===== INPUT DATA

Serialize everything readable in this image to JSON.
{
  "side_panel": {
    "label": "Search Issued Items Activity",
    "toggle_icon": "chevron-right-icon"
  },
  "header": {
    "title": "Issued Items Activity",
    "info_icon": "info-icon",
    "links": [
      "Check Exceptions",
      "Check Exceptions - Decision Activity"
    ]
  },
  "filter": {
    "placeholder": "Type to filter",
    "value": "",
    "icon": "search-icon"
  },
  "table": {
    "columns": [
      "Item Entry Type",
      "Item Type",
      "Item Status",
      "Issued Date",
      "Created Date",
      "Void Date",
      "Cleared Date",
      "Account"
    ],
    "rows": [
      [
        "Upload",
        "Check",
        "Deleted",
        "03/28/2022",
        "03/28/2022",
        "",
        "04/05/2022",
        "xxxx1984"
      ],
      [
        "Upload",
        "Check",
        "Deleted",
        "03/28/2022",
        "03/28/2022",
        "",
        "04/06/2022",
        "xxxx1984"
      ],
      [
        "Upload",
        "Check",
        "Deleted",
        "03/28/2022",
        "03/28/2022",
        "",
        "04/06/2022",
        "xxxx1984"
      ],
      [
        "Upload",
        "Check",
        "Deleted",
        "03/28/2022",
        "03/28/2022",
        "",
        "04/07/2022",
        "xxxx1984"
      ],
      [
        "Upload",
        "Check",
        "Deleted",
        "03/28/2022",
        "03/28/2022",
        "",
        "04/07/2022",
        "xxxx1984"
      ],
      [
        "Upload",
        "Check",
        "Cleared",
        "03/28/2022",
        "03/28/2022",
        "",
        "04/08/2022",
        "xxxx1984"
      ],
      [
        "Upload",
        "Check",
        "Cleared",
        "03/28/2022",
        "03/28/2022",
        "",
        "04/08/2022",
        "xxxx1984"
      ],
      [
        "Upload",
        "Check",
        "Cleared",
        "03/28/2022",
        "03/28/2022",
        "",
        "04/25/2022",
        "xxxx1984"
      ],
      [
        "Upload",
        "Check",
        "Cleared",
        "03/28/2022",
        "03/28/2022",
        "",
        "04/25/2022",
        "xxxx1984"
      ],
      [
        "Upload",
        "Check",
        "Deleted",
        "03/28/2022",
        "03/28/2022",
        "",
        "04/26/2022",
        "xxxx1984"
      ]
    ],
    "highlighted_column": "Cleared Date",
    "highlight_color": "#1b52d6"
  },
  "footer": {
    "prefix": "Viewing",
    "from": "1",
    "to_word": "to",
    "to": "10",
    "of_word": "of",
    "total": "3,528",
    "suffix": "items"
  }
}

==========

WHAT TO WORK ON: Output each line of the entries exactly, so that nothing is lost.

SOLUTION BELOW:
Serialize everything readable in this image to JSON.
{
  "side_panel": {
    "label": "Search Issued Items Activity",
    "toggle_icon": "chevron-right-icon"
  },
  "header": {
    "title": "Issued Items Activity",
    "info_icon": "info-icon",
    "links": [
      "Check Exceptions",
      "Check Exceptions - Decision Activity"
    ]
  },
  "filter": {
    "placeholder": "Type to filter",
    "value": "",
    "icon": "search-icon"
  },
  "table": {
    "columns": [
      "Item Entry Type",
      "Item Type",
      "Item Status",
      "Issued Date",
      "Created Date",
      "Void Date",
      "Cleared Date",
      "Account"
    ],
    "rows": [
      [
        "Upload",
        "Check",
        "Deleted",
        "03/28/2022",
        "03/28/2022",
        "",
        "04/05/2022",
        "xxxx1984"
      ],
      [
        "Upload",
        "Check",
        "Deleted",
        "03/28/2022",
        "03/28/2022",
        "",
        "04/06/2022",
        "xxxx1984"
      ],
      [
        "Upload",
        "Check",
        "Deleted",
        "03/28/2022",
        "03/28/2022",
        "",
        "04/06/2022",
        "xxxx1984"
      ],
      [
        "Upload",
        "Check",
        "Deleted",
        "03/28/2022",
        "03/28/2022",
        "",
        "04/07/2022",
        "xxxx1984"
      ],
      [
        "Upload",
        "Check",
        "Deleted",
        "03/28/2022",
        "03/28/2022",
        "",
        "04/07/2022",
        "xxxx1984"
      ],
      [
        "Upload",
        "Check",
        "Cleared",
        "03/28/2022",
        "03/28/2022",
        "",
        "04/08/2022",
        "xxxx1984"
      ],
      [
        "Upload",
        "Check",
        "Cleared",
        "03/28/2022",
        "03/28/2022",
        "",
        "04/08/2022",
        "xxxx1984"
      ],
      [
        "Upload",
        "Check",
        "Cleared",
        "03/28/2022",
        "03/28/2022",
        "",
        "04/25/2022",
        "xxxx1984"
      ],
      [
        "Upload",
        "Check",
        "Cleared",
        "03/28/2022",
        "03/28/2022",
        "",
        "04/25/2022",
        "xxxx1984"
      ],
      [
        "Upload",
        "Check",
        "Deleted",
        "03/28/2022",
        "03/28/2022",
        "",
        "04/26/2022",
        "xxxx1984"
      ]
    ],
    "highlighted_column": "Cleared Date",
    "highlight_color": "#1b52d6"
  },
  "footer": {
    "prefix": "Viewing",
    "from": "1",
    "to_word": "to",
    "to": "10",
    "of_word": "of",
    "total": "3,528",
    "suffix": "items"
  }
}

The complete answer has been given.